Rased Palestine played an important role during this second phase in March 2022, raising awareness among young people and women about the electoral processes, monitoring the elections, and now in the post-electoral period, observing how elected politicians are delivering on their electoral promises. They were the largest youth network during these elections.


Coordinated by Riad Khanfar, who also leads the Madarat Center for Community Development, Rased is a coalition of 20 organisations working across the West Bank, that is working to develop young people and women’s role within society as active citizens.

“We realised that these elections were a unique opportunity for young people to see democracy in action. Up to now, it has all been theoretical as there is no clear democratic calendar in Palestine. We never know when the next election might take place. We knew we had to seize this opportunity. We quickly put in place a project to engage young people and women in the electoral process,” says Riad in conversation with EED from his office in Nablus.

EED provided Rased with an emergency grant to enable them to carry out this important task.

The network recruited a team of 48 young electoral observers who were trained in best practices of electoral monitoring. As the project was launched just weeks before the second phase of elections, to save time, these observers then in turn trained their colleagues so that in the end there was a network of nearly 400 qualified observers.


Wide ranging public-awareness campaign

Rased also implemented a wide ranging public awareness campaign via social media, particularly through their Facebook page, and via local radio stations, teaming up with EED partner Baladna radio for the campaign.

Coordinated from three areas of Palestine, Rased ensured that the process was as inclusive as possible, with the campaign also engaging with youth and women in refugee camps, and in particularly remote and marginalised areas, including with the Samaritan community in the Nablus area, one of the smallest religious community in the world.

Riad believes that so far the project has been a big success. “All our observers participated in elections for the first time and they felt they added real value and they were contributing towards the process. They represented and held up the law by documenting violations. They felt this empowered them. They worked day and night during the electoral period, and most of them are now highly motivated to continue working with us during the post-election phase,” he says.


Accountability key to the future

He recounts that the observers have also attended training on accountability, and they are now actively tracking local councils to make sure they are delivering on electoral promises, via a National Youth Team for Social Accountability, set up as part of the initiative.

He also notes that the Palestinian Central Electoral Council (CEC) welcomed Rased’s observations on the electoral process, and many of these were included in their final report. The CEC has also agreed that Rased is a key member of the election observance group in the future.

Riad initially became involved with the Rased movement in Jordan as a student, and he is proud of Rased Palestine’s work to date.
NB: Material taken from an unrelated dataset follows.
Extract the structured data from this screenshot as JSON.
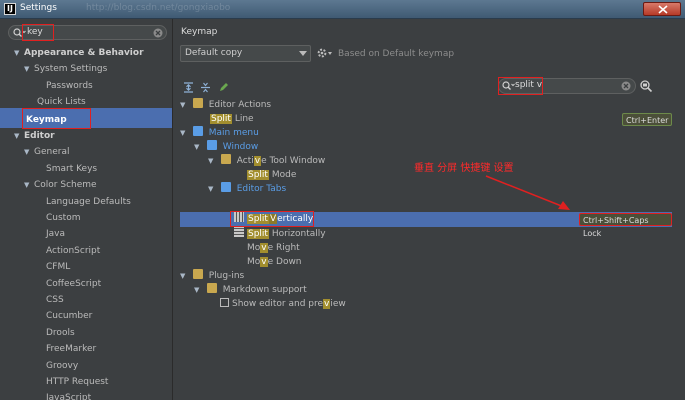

Recently, he and his colleagues were asked to advise Rased Lebanon on setting up their operations. “The local electoral system is similar in our two countries. We shared our experience and helped them start off,” he says.
For Riad, this experience has ‘put Rased on the map’. “Accountability is a long process,” he says.

This article reflects the views of the grantee featured and does not necessarily represent the official opinion of the European Endowment for Democracy, the European Commission or any other European State or other contributors to EED.